The Translator’s Tool Box - © International Writers’ Group, LLC
Although the afore-mentioned text editors have HTML capabilities (see page
109), many users prefer to use specialized HTML editors for HTML files. Again,
there are many different approaches out there, from the high-powered
flagship products such as Adobe Dreamweaver (see www.adobe.com/
products/dreamweaver) to (also high-powered but much more affordable)
hands-on products like (the free and powerful) Nvu (see nvu.com).
If your intention is to translate an HTML file outside of a translation
environment tool (see Website Localization on page 330), I would strongly
recommend using a text editor rather than an HTML editor because that way
you do not run the risk of introducing any additional and unwanted coding that
your client most likely abhors.

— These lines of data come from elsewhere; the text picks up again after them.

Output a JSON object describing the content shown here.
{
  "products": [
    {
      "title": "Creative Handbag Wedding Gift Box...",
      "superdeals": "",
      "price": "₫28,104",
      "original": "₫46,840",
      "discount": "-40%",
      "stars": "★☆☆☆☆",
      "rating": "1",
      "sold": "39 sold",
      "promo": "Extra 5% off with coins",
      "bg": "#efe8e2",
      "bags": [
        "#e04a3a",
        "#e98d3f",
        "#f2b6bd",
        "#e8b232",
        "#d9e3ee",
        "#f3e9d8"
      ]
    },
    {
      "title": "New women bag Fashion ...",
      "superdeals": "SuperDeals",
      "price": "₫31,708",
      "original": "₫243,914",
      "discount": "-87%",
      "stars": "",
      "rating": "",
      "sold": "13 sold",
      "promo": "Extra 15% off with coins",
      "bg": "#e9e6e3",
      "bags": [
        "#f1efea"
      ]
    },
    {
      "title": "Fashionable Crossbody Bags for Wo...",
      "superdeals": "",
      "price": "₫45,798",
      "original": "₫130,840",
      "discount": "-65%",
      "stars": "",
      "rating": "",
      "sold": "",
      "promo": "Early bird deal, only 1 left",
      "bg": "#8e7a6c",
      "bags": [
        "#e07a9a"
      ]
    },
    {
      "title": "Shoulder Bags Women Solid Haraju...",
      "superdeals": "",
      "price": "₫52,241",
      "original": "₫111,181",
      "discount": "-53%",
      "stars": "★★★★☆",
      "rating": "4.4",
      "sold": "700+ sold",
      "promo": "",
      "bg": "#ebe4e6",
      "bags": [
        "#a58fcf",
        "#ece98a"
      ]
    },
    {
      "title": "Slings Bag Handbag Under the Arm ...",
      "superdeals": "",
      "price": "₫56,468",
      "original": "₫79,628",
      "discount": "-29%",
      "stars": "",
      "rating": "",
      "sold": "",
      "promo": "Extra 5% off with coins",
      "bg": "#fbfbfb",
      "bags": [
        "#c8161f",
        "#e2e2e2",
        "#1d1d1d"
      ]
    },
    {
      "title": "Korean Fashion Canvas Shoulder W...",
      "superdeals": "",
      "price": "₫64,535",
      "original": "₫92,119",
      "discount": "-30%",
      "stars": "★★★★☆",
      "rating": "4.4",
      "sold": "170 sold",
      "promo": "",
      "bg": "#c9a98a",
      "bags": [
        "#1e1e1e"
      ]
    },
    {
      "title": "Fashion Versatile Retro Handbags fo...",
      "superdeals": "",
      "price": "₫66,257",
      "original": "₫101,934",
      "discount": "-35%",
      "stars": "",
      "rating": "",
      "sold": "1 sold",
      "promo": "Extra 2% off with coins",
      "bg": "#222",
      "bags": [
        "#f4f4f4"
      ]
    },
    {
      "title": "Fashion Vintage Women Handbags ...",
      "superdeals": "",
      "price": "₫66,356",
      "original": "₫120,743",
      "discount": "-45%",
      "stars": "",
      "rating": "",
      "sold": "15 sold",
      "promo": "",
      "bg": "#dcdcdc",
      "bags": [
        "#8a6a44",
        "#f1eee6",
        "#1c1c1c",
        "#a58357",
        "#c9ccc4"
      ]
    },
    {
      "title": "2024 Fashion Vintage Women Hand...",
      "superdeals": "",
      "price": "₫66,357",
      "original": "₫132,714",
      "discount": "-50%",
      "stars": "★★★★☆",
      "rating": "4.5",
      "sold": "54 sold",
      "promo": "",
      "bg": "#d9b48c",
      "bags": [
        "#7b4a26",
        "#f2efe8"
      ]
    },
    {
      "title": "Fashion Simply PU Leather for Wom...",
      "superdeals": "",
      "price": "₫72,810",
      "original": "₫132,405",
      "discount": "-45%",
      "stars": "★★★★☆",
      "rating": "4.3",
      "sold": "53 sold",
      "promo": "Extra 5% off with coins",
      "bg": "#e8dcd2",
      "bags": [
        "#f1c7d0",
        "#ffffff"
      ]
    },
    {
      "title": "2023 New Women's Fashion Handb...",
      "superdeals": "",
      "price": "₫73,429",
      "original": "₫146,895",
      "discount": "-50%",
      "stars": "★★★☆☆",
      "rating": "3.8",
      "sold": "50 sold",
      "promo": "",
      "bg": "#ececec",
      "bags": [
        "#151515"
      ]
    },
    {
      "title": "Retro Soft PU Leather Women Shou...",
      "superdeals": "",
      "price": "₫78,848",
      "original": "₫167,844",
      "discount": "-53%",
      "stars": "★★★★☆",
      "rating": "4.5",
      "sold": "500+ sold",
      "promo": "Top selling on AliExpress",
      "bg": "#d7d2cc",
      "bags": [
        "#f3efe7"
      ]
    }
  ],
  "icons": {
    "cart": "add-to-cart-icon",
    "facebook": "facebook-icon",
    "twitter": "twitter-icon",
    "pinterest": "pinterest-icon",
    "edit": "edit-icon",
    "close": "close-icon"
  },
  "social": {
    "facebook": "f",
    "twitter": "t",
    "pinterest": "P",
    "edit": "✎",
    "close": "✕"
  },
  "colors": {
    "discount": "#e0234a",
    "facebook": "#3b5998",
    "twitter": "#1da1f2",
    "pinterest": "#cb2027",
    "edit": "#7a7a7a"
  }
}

HTML is an abbreviation for HyperText Markup Language, the authoring
language used to create documents on the World Wide Web. HTML defines the
structure and layout of a web document by using a variety of tags and
attributes. Tags and attributes are enclosed with < and>. Translatable text
typically includes all text between tags (the part that is displayed by the
browser) as well as some attributes within tags (for instance, the "alt" text that pops up when
you move your mouse over a graphic).
There are currently two basic flavors of HTML: HTML 4 and HTML5. Typically both kinds are
supported by translation environment tools.
A more current version of Nvu is BlueGriffon (bluegriffon.org), which also
supports HTML5. Like Nvu, it’s open-source. Unfortunately, it’s not possible to
prevent this editor from making changes to the HTML code of your documents,
which makes it a no-go for translation and editing purposes for outside clients